| Prompt |
Type out each record word for word. Pictures stay out.

| Records provided |
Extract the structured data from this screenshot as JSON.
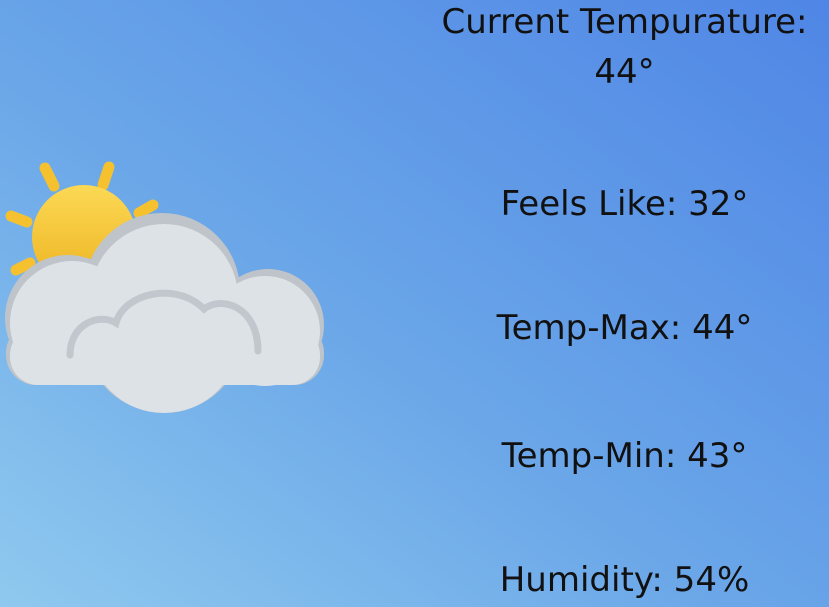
{
  "weather": {
    "icon": "partly-cloudy-icon",
    "current_label": "Current Tempurature:",
    "current_value": "44°",
    "feels_like": "Feels Like: 32°",
    "temp_max": "Temp-Max: 44°",
    "temp_min": "Temp-Min: 43°",
    "humidity": "Humidity: 54%"
  },
  "colors": {
    "background_top": "#4f86e6",
    "background_bottom": "#8fc9ef",
    "sun": "#f6c12f",
    "cloud": "#dde2e7",
    "cloud_outline": "#b7bcc3"
  }
}
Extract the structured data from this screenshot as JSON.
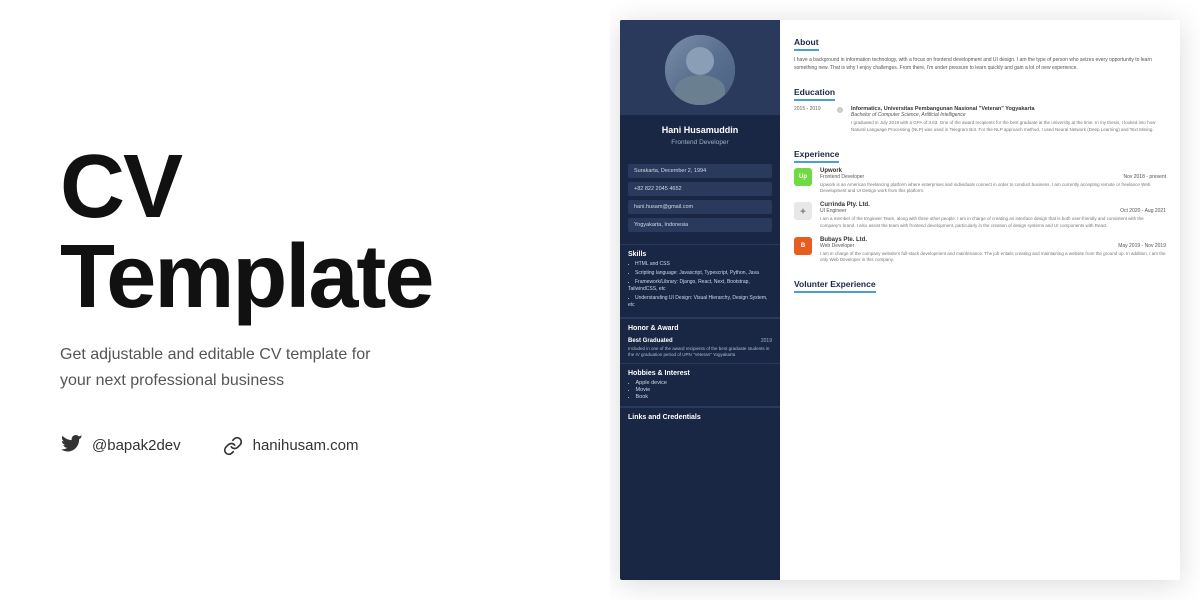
{
  "left": {
    "title_line1": "CV",
    "title_line2": "Template",
    "subtitle": "Get adjustable and editable CV template for your next professional business",
    "social": {
      "twitter": "@bapak2dev",
      "website": "hanihusam.com"
    }
  },
  "cv": {
    "person": {
      "name": "Hani Husamuddin",
      "role": "Frontend Developer"
    },
    "fields": [
      "Surakarta, December 2, 1994",
      "+82 822 2045 4652",
      "hani.husam@gmail.com",
      "Yogyakarta, Indonesia"
    ],
    "sections": {
      "about": {
        "title": "About",
        "text": "I have a background in information technology, with a focus on frontend development and UI design. I am the type of person who seizes every opportunity to learn something new. That is why I enjoy challenges. From there, I'm under pressure to learn quickly and gain a lot of new experience."
      },
      "education": {
        "title": "Education",
        "items": [
          {
            "years": "2015 - 2019",
            "school": "Informatics, Universitas Pembangunan Nasional \"Veteran\" Yogyakarta",
            "degree": "Bachelor of Computer Science, Artificial Intelligence",
            "desc": "I graduated in July 2019 with a GPA of 3.63. One of the award recipients for the best graduate at the university at the time. In my thesis, I looked into how Natural Language Processing (NLP) was used in Telegram Bot. For the NLP approach method, I used Neural Network (Deep Learning) and Text Mining."
          }
        ]
      },
      "experience": {
        "title": "Experience",
        "items": [
          {
            "company": "Upwork",
            "logo_text": "Up",
            "logo_class": "logo-upwork",
            "role": "Frontend Developer",
            "period": "Nov 2018 - present",
            "desc": "Upwork is an American freelancing platform where enterprises and individuals connect in order to conduct business. I am currently accepting remote or freelance Web Development and UI Design work from this platform."
          },
          {
            "company": "Currinda Pty. Ltd.",
            "logo_text": "✦",
            "logo_class": "logo-currinda",
            "role": "UI Engineer",
            "period": "Oct 2020 - Aug 2021",
            "desc": "I am a member of the Engineer Team, along with three other people. I am in charge of creating an interface design that is both user-friendly and consistent with the company's brand. I also assist the team with frontend development, particularly in the creation of design systems and UI components with React."
          },
          {
            "company": "Bubays Pte. Ltd.",
            "logo_text": "B",
            "logo_class": "logo-bubays",
            "role": "Web Developer",
            "period": "May 2019 - Nov 2019",
            "desc": "I am in charge of the company website's full-stack development and maintenance. The job entails creating and maintaining a website from the ground up. In addition, I am the only Web Developer in this company."
          }
        ]
      },
      "skills": {
        "title": "Skills",
        "items": [
          "HTML and CSS",
          "Scripting language: Javascript, Typescript, Python, Java",
          "Framework/Library: Django, React, Next, Bootstrap, TailwindCSS, etc",
          "Understanding UI Design: Visual Hierarchy, Design System, etc"
        ]
      },
      "award": {
        "title": "Honor & Award",
        "name": "Best Graduated",
        "year": "2019",
        "desc": "Included in one of the award recipients of the best graduate students in the IV graduation period of UPN \"Veteran\" Yogyakarta"
      },
      "hobbies": {
        "title": "Hobbies & Interest",
        "items": [
          "Apple device",
          "Movie",
          "Book"
        ]
      },
      "links": {
        "title": "Links and Credentials"
      },
      "volunteer": {
        "title": "Volunter Experience"
      }
    }
  }
}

| Reply to the task |
Extract the structured data from this screenshot as JSON.
{
  "weather": {
    "icon": "partly-cloudy-icon",
    "current_label": "Current Tempurature:",
    "current_value": "44°",
    "feels_like": "Feels Like: 32°",
    "temp_max": "Temp-Max: 44°",
    "temp_min": "Temp-Min: 43°",
    "humidity": "Humidity: 54%"
  },
  "colors": {
    "background_top": "#4f86e6",
    "background_bottom": "#8fc9ef",
    "sun": "#f6c12f",
    "cloud": "#dde2e7",
    "cloud_outline": "#b7bcc3"
  }
}
Extract the structured data from this screenshot as JSON.
{
  "left": {
    "title_line1": "CV",
    "title_line2": "Template",
    "subtitle": "Get adjustable and editable CV template for your next professional business",
    "social": {
      "twitter": "@bapak2dev",
      "website": "hanihusam.com"
    }
  },
  "cv": {
    "person": {
      "name": "Hani Husamuddin",
      "role": "Frontend Developer"
    },
    "fields": [
      "Surakarta, December 2, 1994",
      "+82 822 2045 4652",
      "hani.husam@gmail.com",
      "Yogyakarta, Indonesia"
    ],
    "sections": {
      "about": {
        "title": "About",
        "text": "I have a background in information technology, with a focus on frontend development and UI design. I am the type of person who seizes every opportunity to learn something new. That is why I enjoy challenges. From there, I'm under pressure to learn quickly and gain a lot of new experience."
      },
      "education": {
        "title": "Education",
        "items": [
          {
            "years": "2015 - 2019",
            "school": "Informatics, Universitas Pembangunan Nasional \"Veteran\" Yogyakarta",
            "degree": "Bachelor of Computer Science, Artificial Intelligence",
            "desc": "I graduated in July 2019 with a GPA of 3.63. One of the award recipients for the best graduate at the university at the time. In my thesis, I looked into how Natural Language Processing (NLP) was used in Telegram Bot. For the NLP approach method, I used Neural Network (Deep Learning) and Text Mining."
          }
        ]
      },
      "experience": {
        "title": "Experience",
        "items": [
          {
            "company": "Upwork",
            "logo_text": "Up",
            "logo_class": "logo-upwork",
            "role": "Frontend Developer",
            "period": "Nov 2018 - present",
            "desc": "Upwork is an American freelancing platform where enterprises and individuals connect in order to conduct business. I am currently accepting remote or freelance Web Development and UI Design work from this platform."
          },
          {
            "company": "Currinda Pty. Ltd.",
            "logo_text": "✦",
            "logo_class": "logo-currinda",
            "role": "UI Engineer",
            "period": "Oct 2020 - Aug 2021",
            "desc": "I am a member of the Engineer Team, along with three other people. I am in charge of creating an interface design that is both user-friendly and consistent with the company's brand. I also assist the team with frontend development, particularly in the creation of design systems and UI components with React."
          },
          {
            "company": "Bubays Pte. Ltd.",
            "logo_text": "B",
            "logo_class": "logo-bubays",
            "role": "Web Developer",
            "period": "May 2019 - Nov 2019",
            "desc": "I am in charge of the company website's full-stack development and maintenance. The job entails creating and maintaining a website from the ground up. In addition, I am the only Web Developer in this company."
          }
        ]
      },
      "skills": {
        "title": "Skills",
        "items": [
          "HTML and CSS",
          "Scripting language: Javascript, Typescript, Python, Java",
          "Framework/Library: Django, React, Next, Bootstrap, TailwindCSS, etc",
          "Understanding UI Design: Visual Hierarchy, Design System, etc"
        ]
      },
      "award": {
        "title": "Honor & Award",
        "name": "Best Graduated",
        "year": "2019",
        "desc": "Included in one of the award recipients of the best graduate students in the IV graduation period of UPN \"Veteran\" Yogyakarta"
      },
      "hobbies": {
        "title": "Hobbies & Interest",
        "items": [
          "Apple device",
          "Movie",
          "Book"
        ]
      },
      "links": {
        "title": "Links and Credentials"
      },
      "volunteer": {
        "title": "Volunter Experience"
      }
    }
  }
}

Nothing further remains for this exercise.